Your out-of-pocket costs come in three forms:
- Deductible—The amount you have to pay each year before your insurance kicks in.
- Co-pay—The flat fee you pay at the time of service.
- Coinsurance—The percentage that you must cover, after you have met your deductible, with your insurance company paying the rest.
You should know that lower premiums often mean higher out-of-pocket costs. So weigh your options carefully before picking the plan with the lowest premium.
A higher premium plan with lower out-of-pocket costs might be right for you if you need frequent health care or expensive procedures. For example, if you or one of your family members:
- Expect or plan to have a baby
- Are planning a surgery
- Received a new diagnosis like diabetes or cancer
- See a specialist on a regular basis
- Frequently need emergency care
- Take expensive or brand-named medications on a regular basis
A lower premium plan with higher out-of-pocket costs might be right for you if you and your family members:
- Do not need frequent health care
- Are in generally good health and rarely see a doctor
- Do not often participate in activities with a high risk of injury
You may also choose a lower premium plan with a high-deductible, and put money into a health savings account (HSA) or flexible spending account (FSA), designed to help you save money for health expenses that you can withdraw when you need them.

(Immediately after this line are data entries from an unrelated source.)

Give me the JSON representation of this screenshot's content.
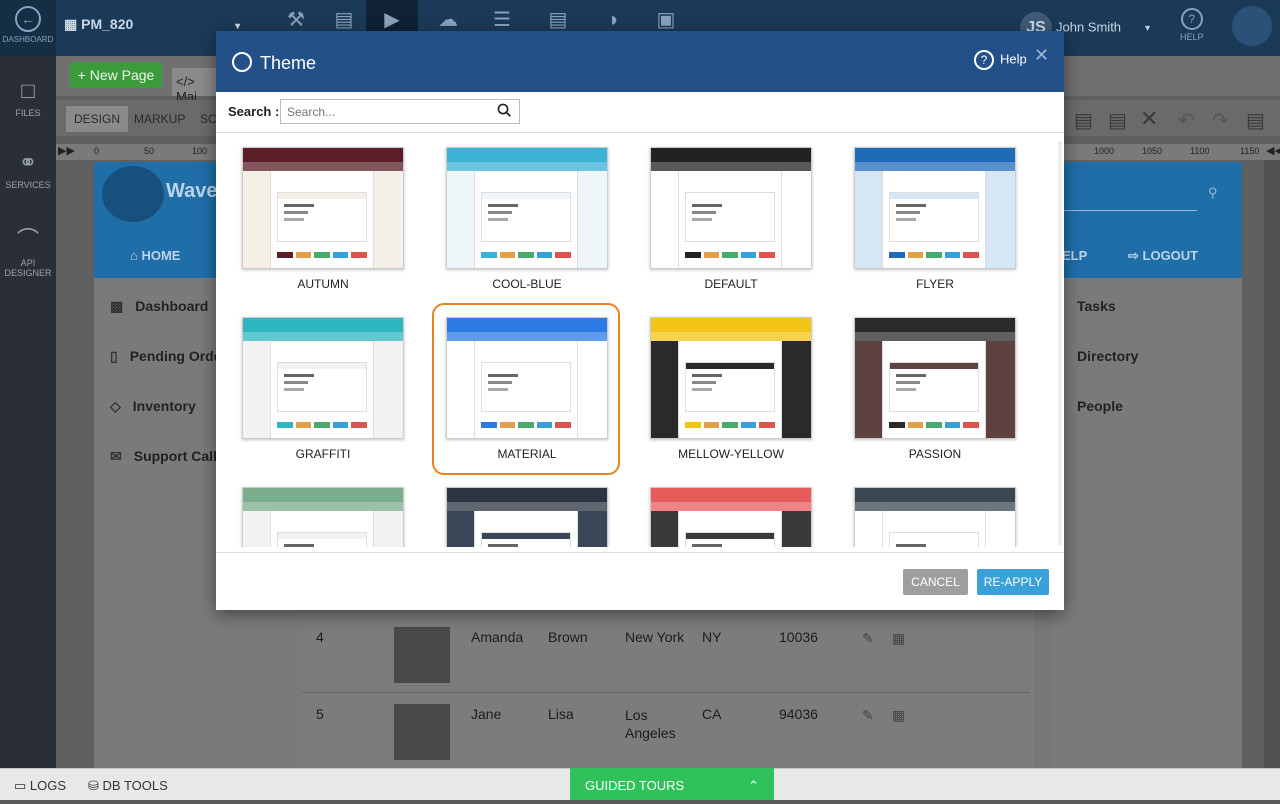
{
  "topbar": {
    "dashboard_label": "DASHBOARD",
    "project_name": "PM_820",
    "user_initials": "JS",
    "user_name": "John Smith",
    "help_label": "HELP"
  },
  "rail": [
    {
      "label": "FILES",
      "icon": "folder-icon"
    },
    {
      "label": "SERVICES",
      "icon": "services-icon"
    },
    {
      "label": "API DESIGNER",
      "icon": "api-designer-icon"
    }
  ],
  "editor": {
    "new_page_label": "New Page",
    "page_tab_label": "Mai",
    "tabs": [
      "DESIGN",
      "MARKUP",
      "SC"
    ],
    "ruler_left": [
      "0",
      "50",
      "100"
    ],
    "ruler_right": [
      "1000",
      "1050",
      "1100",
      "1150"
    ],
    "app_brand": "Wave",
    "home_label": "HOME",
    "help_label": "ELP",
    "logout_label": "LOGOUT",
    "sidebar": [
      "Dashboard",
      "Pending Orde",
      "Inventory",
      "Support Calls"
    ],
    "rightcol": [
      "Tasks",
      "Directory",
      "People"
    ],
    "rows": [
      {
        "id": "4",
        "first": "Amanda",
        "last": "Brown",
        "city": "New York",
        "state": "NY",
        "zip": "10036"
      },
      {
        "id": "5",
        "first": "Jane",
        "last": "Lisa",
        "city": "Los Angeles",
        "state": "CA",
        "zip": "94036"
      }
    ]
  },
  "bottombar": {
    "logs_label": "LOGS",
    "dbtools_label": "DB TOOLS",
    "guided_label": "GUIDED TOURS"
  },
  "modal": {
    "title": "Theme",
    "help_label": "Help",
    "search_label": "Search :",
    "search_placeholder": "Search...",
    "cancel_label": "CANCEL",
    "reapply_label": "RE-APPLY",
    "selected": "MATERIAL",
    "themes": [
      {
        "name": "AUTUMN",
        "bar": "#5a1e28",
        "side": "#f4f0e8"
      },
      {
        "name": "COOL-BLUE",
        "bar": "#3bb2d6",
        "side": "#eef6fa"
      },
      {
        "name": "DEFAULT",
        "bar": "#222222",
        "side": "#ffffff"
      },
      {
        "name": "FLYER",
        "bar": "#1f6bb8",
        "side": "#d6e6f4"
      },
      {
        "name": "GRAFFITI",
        "bar": "#2fb7c1",
        "side": "#f2f2f2"
      },
      {
        "name": "MATERIAL",
        "bar": "#2c7be5",
        "side": "#ffffff"
      },
      {
        "name": "MELLOW-YELLOW",
        "bar": "#f3c316",
        "side": "#2a2a2a"
      },
      {
        "name": "PASSION",
        "bar": "#2a2a2a",
        "side": "#5e4240"
      },
      {
        "name": "",
        "bar": "#7aae8c",
        "side": "#f2f2f2"
      },
      {
        "name": "",
        "bar": "#2b3440",
        "side": "#3a4658"
      },
      {
        "name": "",
        "bar": "#e85b5b",
        "side": "#3a3a3a"
      },
      {
        "name": "",
        "bar": "#3a4750",
        "side": "#ffffff"
      }
    ]
  }
}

To help you make an informed decision, use the Community Checkup to look at how individual health plans score on measures relevant to you.